AIM OF THE TASK:
Output the entries that follow character for character. Leave every image out.

┄┄┄┄┄┄

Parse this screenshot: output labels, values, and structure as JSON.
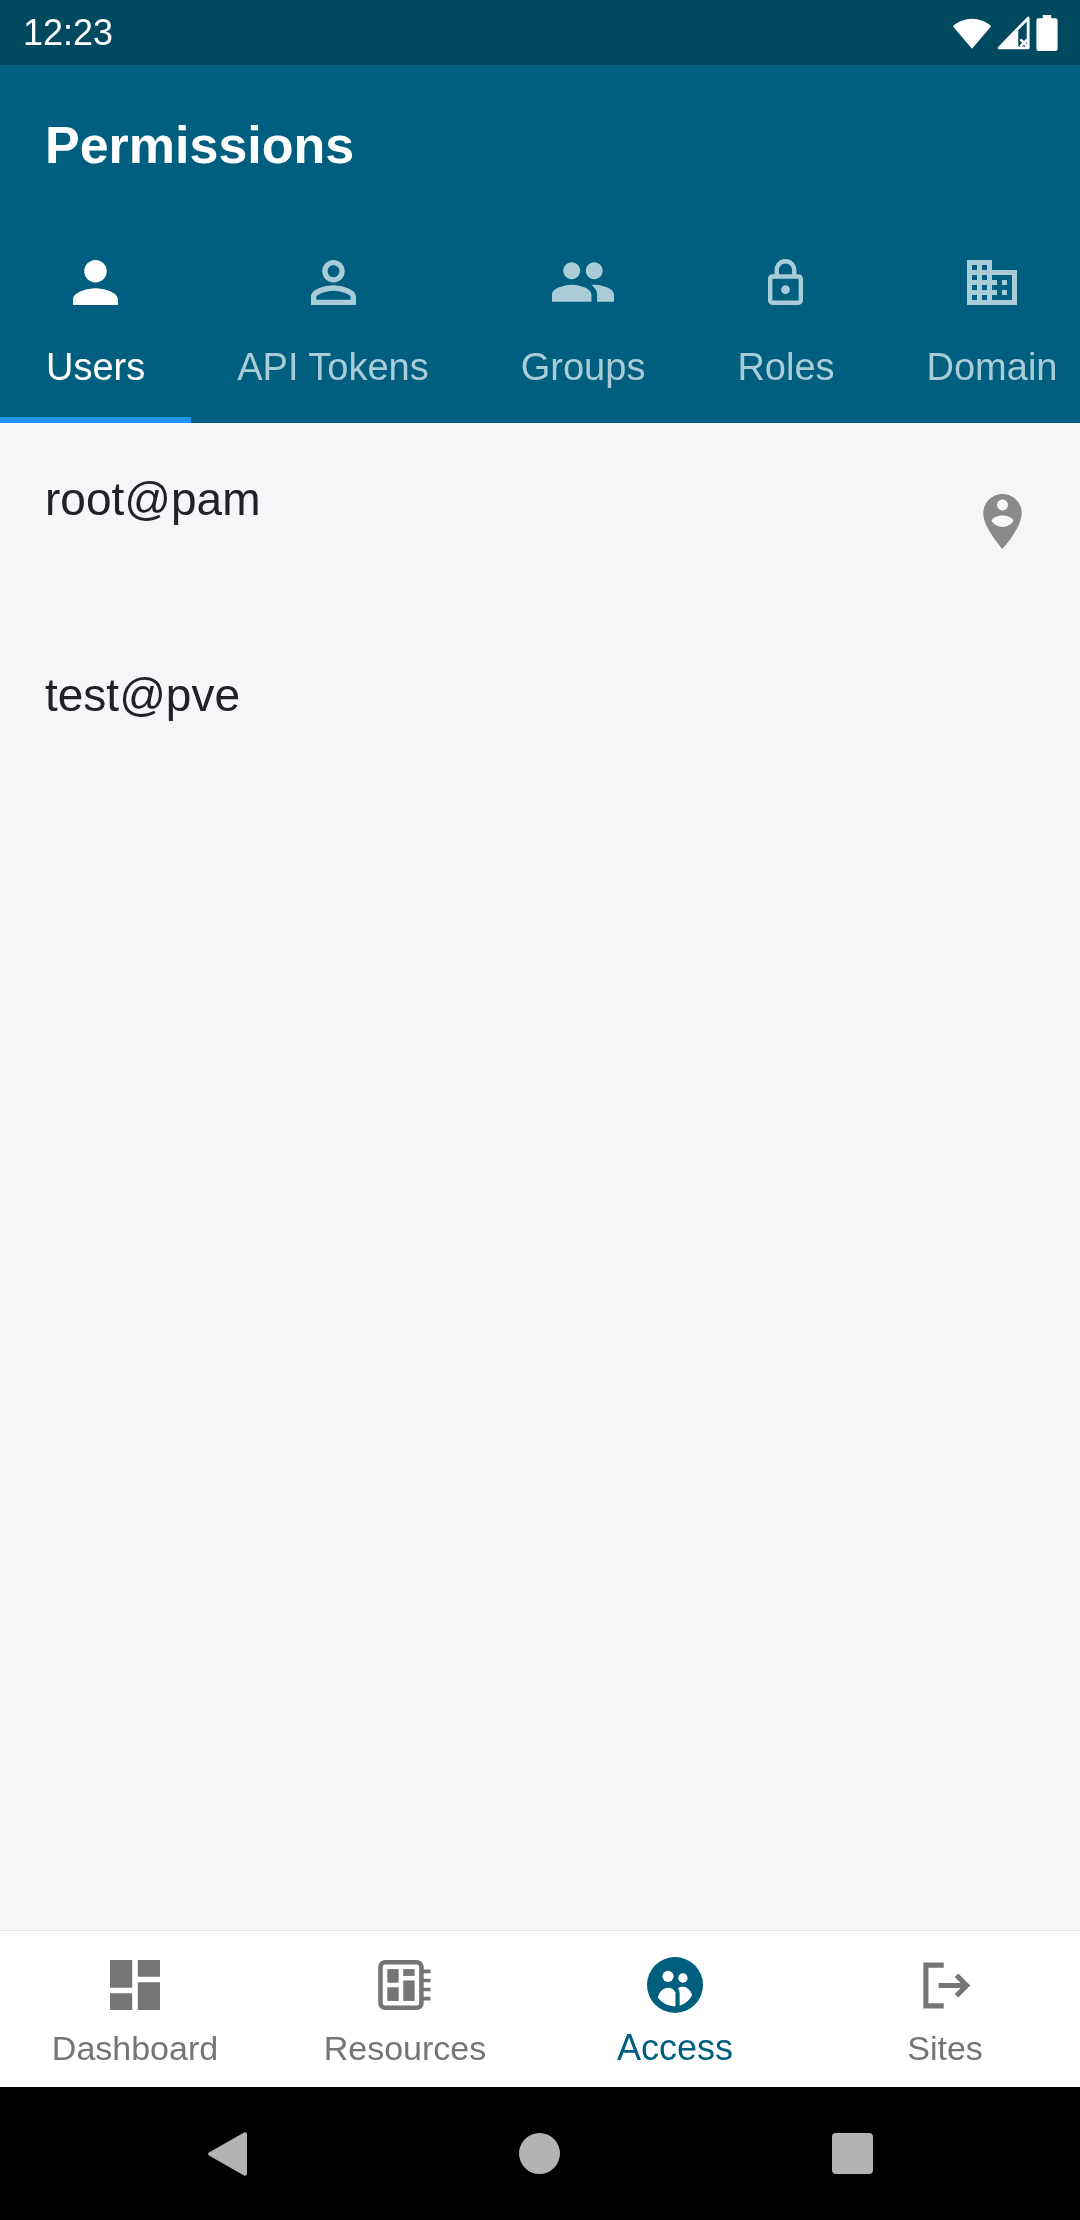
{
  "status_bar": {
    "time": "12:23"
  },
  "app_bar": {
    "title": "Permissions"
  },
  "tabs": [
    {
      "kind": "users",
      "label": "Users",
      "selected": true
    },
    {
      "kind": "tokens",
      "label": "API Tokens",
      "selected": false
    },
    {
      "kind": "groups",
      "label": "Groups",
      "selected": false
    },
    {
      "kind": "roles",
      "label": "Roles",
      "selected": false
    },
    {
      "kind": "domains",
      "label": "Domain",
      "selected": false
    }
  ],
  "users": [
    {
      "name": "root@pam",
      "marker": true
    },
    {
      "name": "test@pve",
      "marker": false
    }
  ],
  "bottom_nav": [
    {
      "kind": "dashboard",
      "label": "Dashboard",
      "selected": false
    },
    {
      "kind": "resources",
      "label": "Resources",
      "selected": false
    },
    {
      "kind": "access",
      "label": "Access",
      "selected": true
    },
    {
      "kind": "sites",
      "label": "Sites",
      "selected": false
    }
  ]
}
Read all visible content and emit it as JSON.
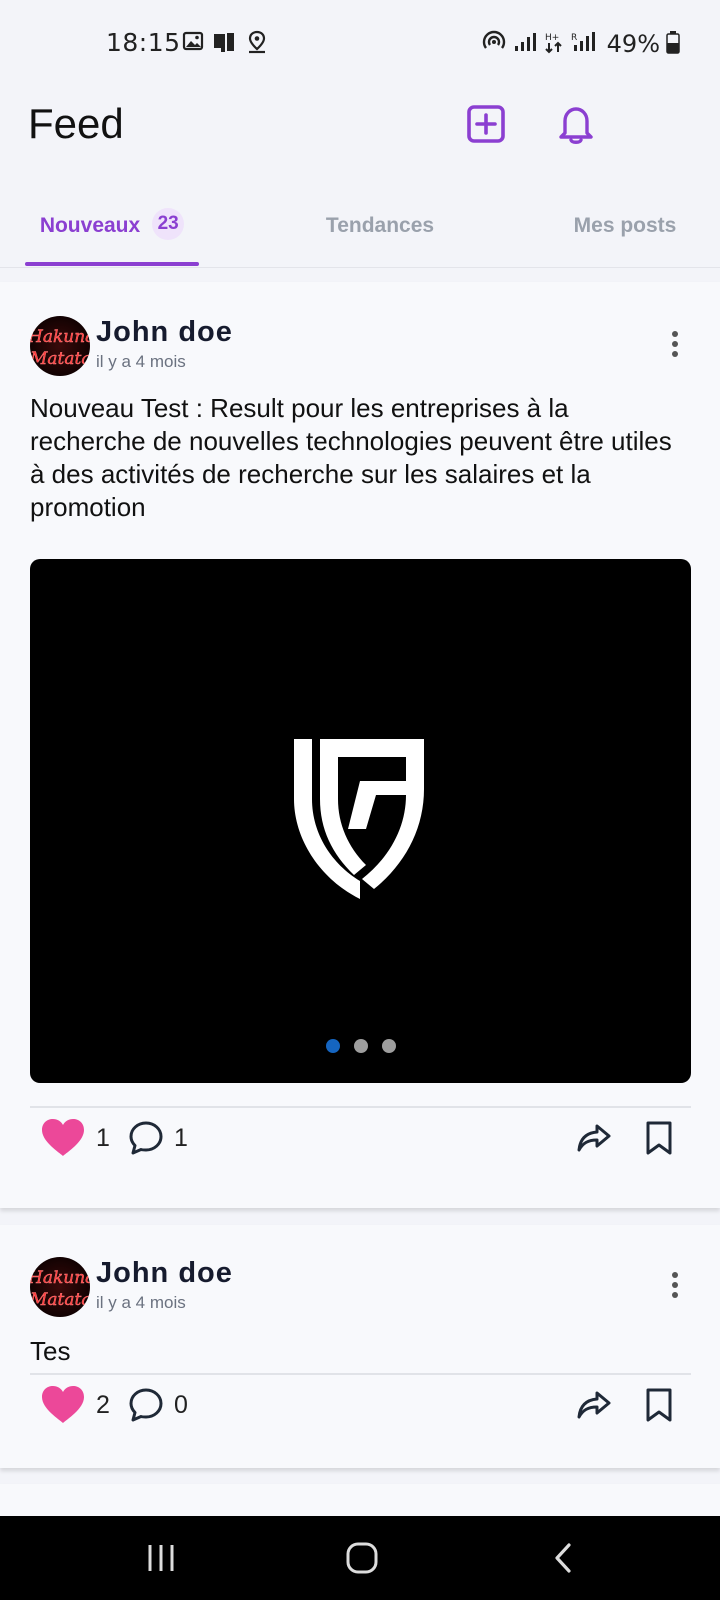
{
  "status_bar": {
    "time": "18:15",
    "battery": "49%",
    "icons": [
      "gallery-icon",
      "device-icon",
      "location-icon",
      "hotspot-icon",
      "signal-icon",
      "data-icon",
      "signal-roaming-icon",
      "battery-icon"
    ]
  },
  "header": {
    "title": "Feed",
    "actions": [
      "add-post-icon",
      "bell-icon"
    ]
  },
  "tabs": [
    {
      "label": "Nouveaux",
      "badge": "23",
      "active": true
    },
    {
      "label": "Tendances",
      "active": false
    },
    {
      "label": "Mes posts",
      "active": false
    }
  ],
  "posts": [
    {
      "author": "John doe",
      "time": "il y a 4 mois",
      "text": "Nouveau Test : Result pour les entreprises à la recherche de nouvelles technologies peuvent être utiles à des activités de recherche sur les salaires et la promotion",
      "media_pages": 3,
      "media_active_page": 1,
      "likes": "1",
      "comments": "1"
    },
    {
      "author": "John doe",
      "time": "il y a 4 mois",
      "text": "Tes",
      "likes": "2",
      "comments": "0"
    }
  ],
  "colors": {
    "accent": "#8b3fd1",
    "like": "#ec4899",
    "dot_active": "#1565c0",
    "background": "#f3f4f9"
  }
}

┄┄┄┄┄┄

ANSWER FOR THIS EXERCISE:
Parse this screenshot: output labels, values, and structure as JSON.
{
  "status_bar": {
    "time": "12:23"
  },
  "app_bar": {
    "title": "Permissions"
  },
  "tabs": [
    {
      "kind": "users",
      "label": "Users",
      "selected": true
    },
    {
      "kind": "tokens",
      "label": "API Tokens",
      "selected": false
    },
    {
      "kind": "groups",
      "label": "Groups",
      "selected": false
    },
    {
      "kind": "roles",
      "label": "Roles",
      "selected": false
    },
    {
      "kind": "domains",
      "label": "Domain",
      "selected": false
    }
  ],
  "users": [
    {
      "name": "root@pam",
      "marker": true
    },
    {
      "name": "test@pve",
      "marker": false
    }
  ],
  "bottom_nav": [
    {
      "kind": "dashboard",
      "label": "Dashboard",
      "selected": false
    },
    {
      "kind": "resources",
      "label": "Resources",
      "selected": false
    },
    {
      "kind": "access",
      "label": "Access",
      "selected": true
    },
    {
      "kind": "sites",
      "label": "Sites",
      "selected": false
    }
  ]
}
Read all visible content and emit it as JSON.
{
  "status_bar": {
    "time": "18:15",
    "battery": "49%",
    "icons": [
      "gallery-icon",
      "device-icon",
      "location-icon",
      "hotspot-icon",
      "signal-icon",
      "data-icon",
      "signal-roaming-icon",
      "battery-icon"
    ]
  },
  "header": {
    "title": "Feed",
    "actions": [
      "add-post-icon",
      "bell-icon"
    ]
  },
  "tabs": [
    {
      "label": "Nouveaux",
      "badge": "23",
      "active": true
    },
    {
      "label": "Tendances",
      "active": false
    },
    {
      "label": "Mes posts",
      "active": false
    }
  ],
  "posts": [
    {
      "author": "John doe",
      "time": "il y a 4 mois",
      "text": "Nouveau Test : Result pour les entreprises à la recherche de nouvelles technologies peuvent être utiles à des activités de recherche sur les salaires et la promotion",
      "media_pages": 3,
      "media_active_page": 1,
      "likes": "1",
      "comments": "1"
    },
    {
      "author": "John doe",
      "time": "il y a 4 mois",
      "text": "Tes",
      "likes": "2",
      "comments": "0"
    }
  ],
  "colors": {
    "accent": "#8b3fd1",
    "like": "#ec4899",
    "dot_active": "#1565c0",
    "background": "#f3f4f9"
  }
}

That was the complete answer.